Earlier in the semester, I found myself experiencing a certain tension between disciplining myself to time alone and spending time with friends. Perhaps another way to describe this tension is the negotiation between the two modes of Life, Becoming and Being. Becoming is what we do in our own time, working quietly and diligently towards a larger Project that we know brings a deep fulfillment. Being is when we set that project down and simply revel in the experience of Life.
I’ve always sort of frowned upon people who are always out and about, secretly categorizing them as the type of person who has not yet discovered the beauty of solitude and reflection. Or alternatively, I told myself that they likely had no project, and that they spend an inordinate amount of time with friends because they wouldn’t know what to do with themselves otherwise.
I still think this opinion is more or less valid, but I temper it slightly. In the last year, I feel like I have been applying this opinion with a bit too much enthusiasm, and as a result, I have missed out on many priceless opportunities for fellowship. Yes, I was making a lot of progress on my project and feeling very productive. Yet I was also beginning to feel burnt out and alienated in a sense.
I think it is critical to exercise discretion. Sometimes, the loneliness is your body’s way of telling you to get out there and enjoy some leisure and repose. Other times, the loneliness is indeed something you must lightly push away in favor of some quiet time and working towards your mission. There is a certain degree of skill necessary to balancing Becoming, often requiring alone time, and Being, frequently taking place with friends - which I think comes slowly with time and experience. I note that the ideal ratio of ‘time alone’ to time with friends varies for everyone.
I first started thinking about how I might have forgotten this necessary balance when I came across an essay written by Raymond Williams called “Individuals and Societies.”
Williams discusses how the etymological root of “individual” means “inseparable.” This was quite surprising as these two words are to the modern English speaker, obviously quite antithetical. We generally equate the word “individual” with “something that stands apart independently.”
I realized that in some regards, modern society and the modern definition of the individual are distortions.
The past is a very strange place and we must be wary of falsely constructing some ideal past,“a golden age.” But that being said, social critics of a variety of backgrounds have speculated that rampant individualism is indeed recent, with more communal and more happier societies having existed in the past.

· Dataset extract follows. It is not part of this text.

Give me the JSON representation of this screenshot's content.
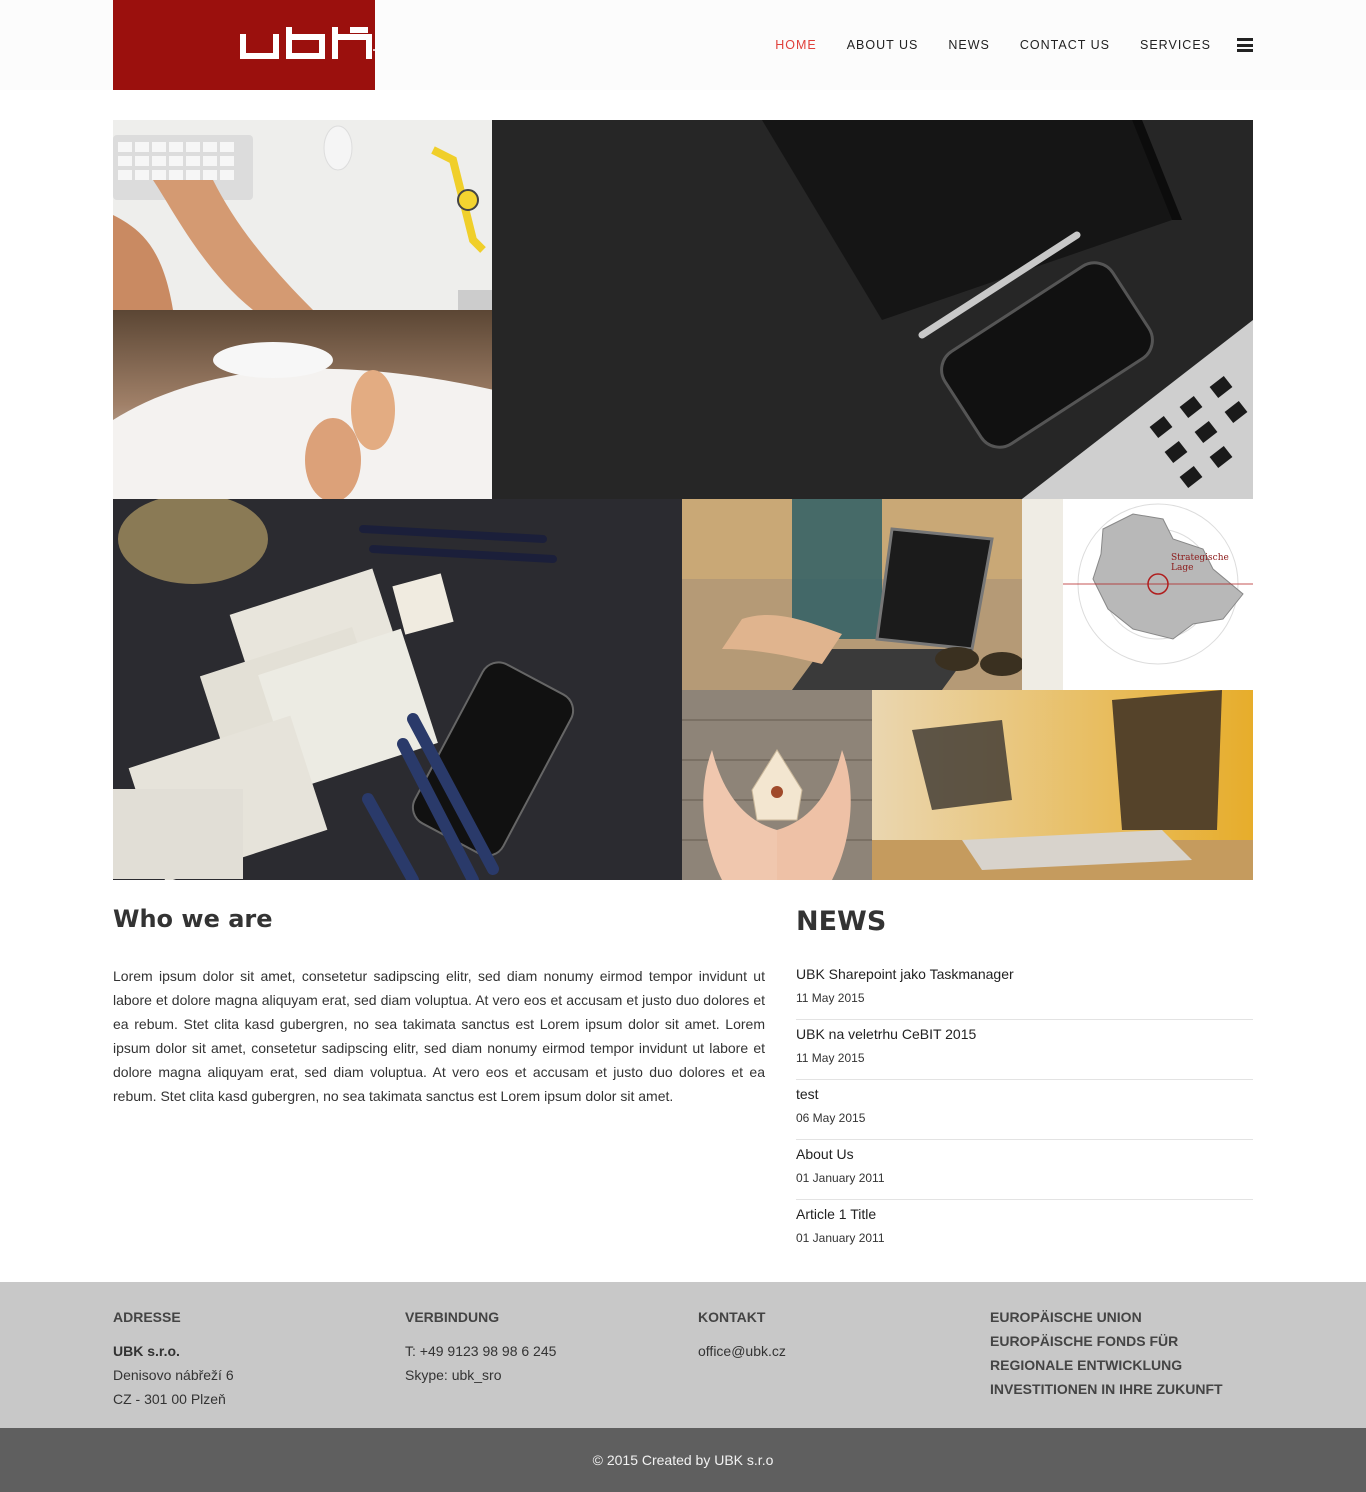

Perhaps in these premodern societies, a single human was not considered to be the fundamental unit. The earlier philosophers did not begin with the single unit and then refer to a large group of these units as an abstract entity called Society.
Instead, Society was the basic fundamental unit - a complex, metaphysical entity - from which the abstract category of a single human could be derived and referred to as the “individual.” Intrinsic to the original definition of the “individual” is this idea that it cannot stand alone, and that it can only be understood in relation to a larger group.
These two contrasting paradigms have profound implications for how one lives Life and makes meaning of one’s emotions.
Under the first, which conceives of the individual as the fundamental unit and society as just an abstraction, “loneliness” is a weakness. It hints at an inability of the individual to master himself. The individual flees from his anxiety and seeks comfort in distraction.
Under the second, which conceives of Society as the fundamental unit and the individual as an appendage, “loneliness” is poetically human, a beautiful testament to our metaphysical interconnectedness. A fit of loneliness is the vibrations of the silver threads of life that can be perceived only in the fourth dimension. When we stray too far from our community, these threads strain and signal us to reconnect. Though loneliness might be experienced as a private, atomic emotion - just the random occurrence of a specific configuration of neurotransmitters floating within the brain - we wisely understand that it is the manifestation of our firm, immaterial ties to that larger, magnificent organism called Society.